About this exercise:
You are to retype all of the data exactly as it appears.

Items from an interface collection:
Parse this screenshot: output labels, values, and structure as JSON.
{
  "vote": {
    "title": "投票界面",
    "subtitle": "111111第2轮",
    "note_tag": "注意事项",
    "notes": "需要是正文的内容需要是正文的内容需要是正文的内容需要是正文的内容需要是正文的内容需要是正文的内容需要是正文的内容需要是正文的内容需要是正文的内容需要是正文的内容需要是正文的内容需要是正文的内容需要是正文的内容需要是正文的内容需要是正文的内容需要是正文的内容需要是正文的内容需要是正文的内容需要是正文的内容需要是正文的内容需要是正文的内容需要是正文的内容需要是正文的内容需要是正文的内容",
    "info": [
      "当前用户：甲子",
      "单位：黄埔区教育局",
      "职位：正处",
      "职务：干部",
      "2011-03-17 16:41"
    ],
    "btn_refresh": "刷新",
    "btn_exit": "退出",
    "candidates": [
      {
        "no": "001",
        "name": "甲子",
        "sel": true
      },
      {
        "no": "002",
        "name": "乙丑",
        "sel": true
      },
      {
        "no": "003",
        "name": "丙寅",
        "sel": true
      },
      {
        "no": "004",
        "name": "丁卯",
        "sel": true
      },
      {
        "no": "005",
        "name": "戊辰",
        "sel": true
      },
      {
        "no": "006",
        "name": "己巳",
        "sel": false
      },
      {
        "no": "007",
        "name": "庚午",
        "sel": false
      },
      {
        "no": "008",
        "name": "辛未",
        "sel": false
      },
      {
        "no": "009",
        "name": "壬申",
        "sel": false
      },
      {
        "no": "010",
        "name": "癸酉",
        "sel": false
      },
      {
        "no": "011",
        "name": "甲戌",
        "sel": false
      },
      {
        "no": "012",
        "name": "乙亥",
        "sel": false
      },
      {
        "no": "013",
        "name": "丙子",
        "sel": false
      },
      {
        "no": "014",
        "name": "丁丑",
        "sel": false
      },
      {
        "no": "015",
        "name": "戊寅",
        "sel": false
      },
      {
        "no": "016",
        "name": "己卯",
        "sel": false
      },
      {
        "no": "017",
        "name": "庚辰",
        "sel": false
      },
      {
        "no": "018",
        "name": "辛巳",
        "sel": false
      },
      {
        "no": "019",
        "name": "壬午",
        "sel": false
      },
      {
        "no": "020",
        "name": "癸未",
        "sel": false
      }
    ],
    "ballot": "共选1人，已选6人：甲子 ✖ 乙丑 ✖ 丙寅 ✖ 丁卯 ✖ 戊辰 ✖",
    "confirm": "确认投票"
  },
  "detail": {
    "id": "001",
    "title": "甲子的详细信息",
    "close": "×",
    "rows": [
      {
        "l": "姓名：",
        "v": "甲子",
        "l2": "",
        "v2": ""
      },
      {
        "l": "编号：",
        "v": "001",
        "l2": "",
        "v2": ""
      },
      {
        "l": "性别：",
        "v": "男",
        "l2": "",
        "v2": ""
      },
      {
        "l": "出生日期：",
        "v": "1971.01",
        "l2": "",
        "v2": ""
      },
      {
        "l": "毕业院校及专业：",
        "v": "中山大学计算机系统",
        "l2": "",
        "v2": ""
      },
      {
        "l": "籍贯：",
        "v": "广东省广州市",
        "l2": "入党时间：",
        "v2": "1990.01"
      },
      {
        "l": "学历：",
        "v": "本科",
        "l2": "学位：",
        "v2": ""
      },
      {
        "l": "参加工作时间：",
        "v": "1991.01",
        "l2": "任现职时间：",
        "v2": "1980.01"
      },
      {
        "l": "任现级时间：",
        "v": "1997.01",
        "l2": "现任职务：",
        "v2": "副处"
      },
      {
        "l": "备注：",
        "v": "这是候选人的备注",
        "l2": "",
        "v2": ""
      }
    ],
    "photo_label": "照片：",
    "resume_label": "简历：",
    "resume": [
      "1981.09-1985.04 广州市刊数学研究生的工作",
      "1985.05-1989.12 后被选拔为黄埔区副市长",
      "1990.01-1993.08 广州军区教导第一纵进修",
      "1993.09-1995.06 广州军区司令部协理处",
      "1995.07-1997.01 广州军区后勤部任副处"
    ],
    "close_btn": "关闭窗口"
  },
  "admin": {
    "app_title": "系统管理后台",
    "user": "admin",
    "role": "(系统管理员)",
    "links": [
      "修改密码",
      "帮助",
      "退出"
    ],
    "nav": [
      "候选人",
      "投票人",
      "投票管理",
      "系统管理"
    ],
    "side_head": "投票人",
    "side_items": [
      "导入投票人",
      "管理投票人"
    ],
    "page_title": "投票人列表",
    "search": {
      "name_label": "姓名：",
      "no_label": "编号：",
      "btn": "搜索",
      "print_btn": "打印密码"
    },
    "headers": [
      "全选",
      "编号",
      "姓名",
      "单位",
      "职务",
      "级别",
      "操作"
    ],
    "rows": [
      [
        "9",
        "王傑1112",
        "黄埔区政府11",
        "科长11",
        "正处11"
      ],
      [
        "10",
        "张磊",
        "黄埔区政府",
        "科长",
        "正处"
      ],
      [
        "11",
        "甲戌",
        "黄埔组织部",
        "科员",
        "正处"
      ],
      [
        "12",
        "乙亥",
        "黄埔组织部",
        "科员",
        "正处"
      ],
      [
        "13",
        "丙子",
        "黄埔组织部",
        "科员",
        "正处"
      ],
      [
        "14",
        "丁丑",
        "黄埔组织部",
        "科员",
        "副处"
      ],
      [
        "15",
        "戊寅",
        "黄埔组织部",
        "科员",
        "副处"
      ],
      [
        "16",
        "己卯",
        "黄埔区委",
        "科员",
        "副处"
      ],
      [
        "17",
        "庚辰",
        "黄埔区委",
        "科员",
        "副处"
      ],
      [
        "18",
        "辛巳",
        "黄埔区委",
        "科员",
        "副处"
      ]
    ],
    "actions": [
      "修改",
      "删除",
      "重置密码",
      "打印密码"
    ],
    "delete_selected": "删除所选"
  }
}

Reply:
Parse this screenshot: output labels, values, and structure as JSON.
{
  "vote": {
    "title": "投票界面",
    "subtitle": "111111第2轮",
    "note_tag": "注意事项",
    "notes": "需要是正文的内容需要是正文的内容需要是正文的内容需要是正文的内容需要是正文的内容需要是正文的内容需要是正文的内容需要是正文的内容需要是正文的内容需要是正文的内容需要是正文的内容需要是正文的内容需要是正文的内容需要是正文的内容需要是正文的内容需要是正文的内容需要是正文的内容需要是正文的内容需要是正文的内容需要是正文的内容需要是正文的内容需要是正文的内容需要是正文的内容需要是正文的内容",
    "info": [
      "当前用户：甲子",
      "单位：黄埔区教育局",
      "职位：正处",
      "职务：干部",
      "2011-03-17 16:41"
    ],
    "btn_refresh": "刷新",
    "btn_exit": "退出",
    "candidates": [
      {
        "no": "001",
        "name": "甲子",
        "sel": true
      },
      {
        "no": "002",
        "name": "乙丑",
        "sel": true
      },
      {
        "no": "003",
        "name": "丙寅",
        "sel": true
      },
      {
        "no": "004",
        "name": "丁卯",
        "sel": true
      },
      {
        "no": "005",
        "name": "戊辰",
        "sel": true
      },
      {
        "no": "006",
        "name": "己巳",
        "sel": false
      },
      {
        "no": "007",
        "name": "庚午",
        "sel": false
      },
      {
        "no": "008",
        "name": "辛未",
        "sel": false
      },
      {
        "no": "009",
        "name": "壬申",
        "sel": false
      },
      {
        "no": "010",
        "name": "癸酉",
        "sel": false
      },
      {
        "no": "011",
        "name": "甲戌",
        "sel": false
      },
      {
        "no": "012",
        "name": "乙亥",
        "sel": false
      },
      {
        "no": "013",
        "name": "丙子",
        "sel": false
      },
      {
        "no": "014",
        "name": "丁丑",
        "sel": false
      },
      {
        "no": "015",
        "name": "戊寅",
        "sel": false
      },
      {
        "no": "016",
        "name": "己卯",
        "sel": false
      },
      {
        "no": "017",
        "name": "庚辰",
        "sel": false
      },
      {
        "no": "018",
        "name": "辛巳",
        "sel": false
      },
      {
        "no": "019",
        "name": "壬午",
        "sel": false
      },
      {
        "no": "020",
        "name": "癸未",
        "sel": false
      }
    ],
    "ballot": "共选1人，已选6人：甲子 ✖ 乙丑 ✖ 丙寅 ✖ 丁卯 ✖ 戊辰 ✖",
    "confirm": "确认投票"
  },
  "detail": {
    "id": "001",
    "title": "甲子的详细信息",
    "close": "×",
    "rows": [
      {
        "l": "姓名：",
        "v": "甲子",
        "l2": "",
        "v2": ""
      },
      {
        "l": "编号：",
        "v": "001",
        "l2": "",
        "v2": ""
      },
      {
        "l": "性别：",
        "v": "男",
        "l2": "",
        "v2": ""
      },
      {
        "l": "出生日期：",
        "v": "1971.01",
        "l2": "",
        "v2": ""
      },
      {
        "l": "毕业院校及专业：",
        "v": "中山大学计算机系统",
        "l2": "",
        "v2": ""
      },
      {
        "l": "籍贯：",
        "v": "广东省广州市",
        "l2": "入党时间：",
        "v2": "1990.01"
      },
      {
        "l": "学历：",
        "v": "本科",
        "l2": "学位：",
        "v2": ""
      },
      {
        "l": "参加工作时间：",
        "v": "1991.01",
        "l2": "任现职时间：",
        "v2": "1980.01"
      },
      {
        "l": "任现级时间：",
        "v": "1997.01",
        "l2": "现任职务：",
        "v2": "副处"
      },
      {
        "l": "备注：",
        "v": "这是候选人的备注",
        "l2": "",
        "v2": ""
      }
    ],
    "photo_label": "照片：",
    "resume_label": "简历：",
    "resume": [
      "1981.09-1985.04 广州市刊数学研究生的工作",
      "1985.05-1989.12 后被选拔为黄埔区副市长",
      "1990.01-1993.08 广州军区教导第一纵进修",
      "1993.09-1995.06 广州军区司令部协理处",
      "1995.07-1997.01 广州军区后勤部任副处"
    ],
    "close_btn": "关闭窗口"
  },
  "admin": {
    "app_title": "系统管理后台",
    "user": "admin",
    "role": "(系统管理员)",
    "links": [
      "修改密码",
      "帮助",
      "退出"
    ],
    "nav": [
      "候选人",
      "投票人",
      "投票管理",
      "系统管理"
    ],
    "side_head": "投票人",
    "side_items": [
      "导入投票人",
      "管理投票人"
    ],
    "page_title": "投票人列表",
    "search": {
      "name_label": "姓名：",
      "no_label": "编号：",
      "btn": "搜索",
      "print_btn": "打印密码"
    },
    "headers": [
      "全选",
      "编号",
      "姓名",
      "单位",
      "职务",
      "级别",
      "操作"
    ],
    "rows": [
      [
        "9",
        "王傑1112",
        "黄埔区政府11",
        "科长11",
        "正处11"
      ],
      [
        "10",
        "张磊",
        "黄埔区政府",
        "科长",
        "正处"
      ],
      [
        "11",
        "甲戌",
        "黄埔组织部",
        "科员",
        "正处"
      ],
      [
        "12",
        "乙亥",
        "黄埔组织部",
        "科员",
        "正处"
      ],
      [
        "13",
        "丙子",
        "黄埔组织部",
        "科员",
        "正处"
      ],
      [
        "14",
        "丁丑",
        "黄埔组织部",
        "科员",
        "副处"
      ],
      [
        "15",
        "戊寅",
        "黄埔组织部",
        "科员",
        "副处"
      ],
      [
        "16",
        "己卯",
        "黄埔区委",
        "科员",
        "副处"
      ],
      [
        "17",
        "庚辰",
        "黄埔区委",
        "科员",
        "副处"
      ],
      [
        "18",
        "辛巳",
        "黄埔区委",
        "科员",
        "副处"
      ]
    ],
    "actions": [
      "修改",
      "删除",
      "重置密码",
      "打印密码"
    ],
    "delete_selected": "删除所选"
  }
}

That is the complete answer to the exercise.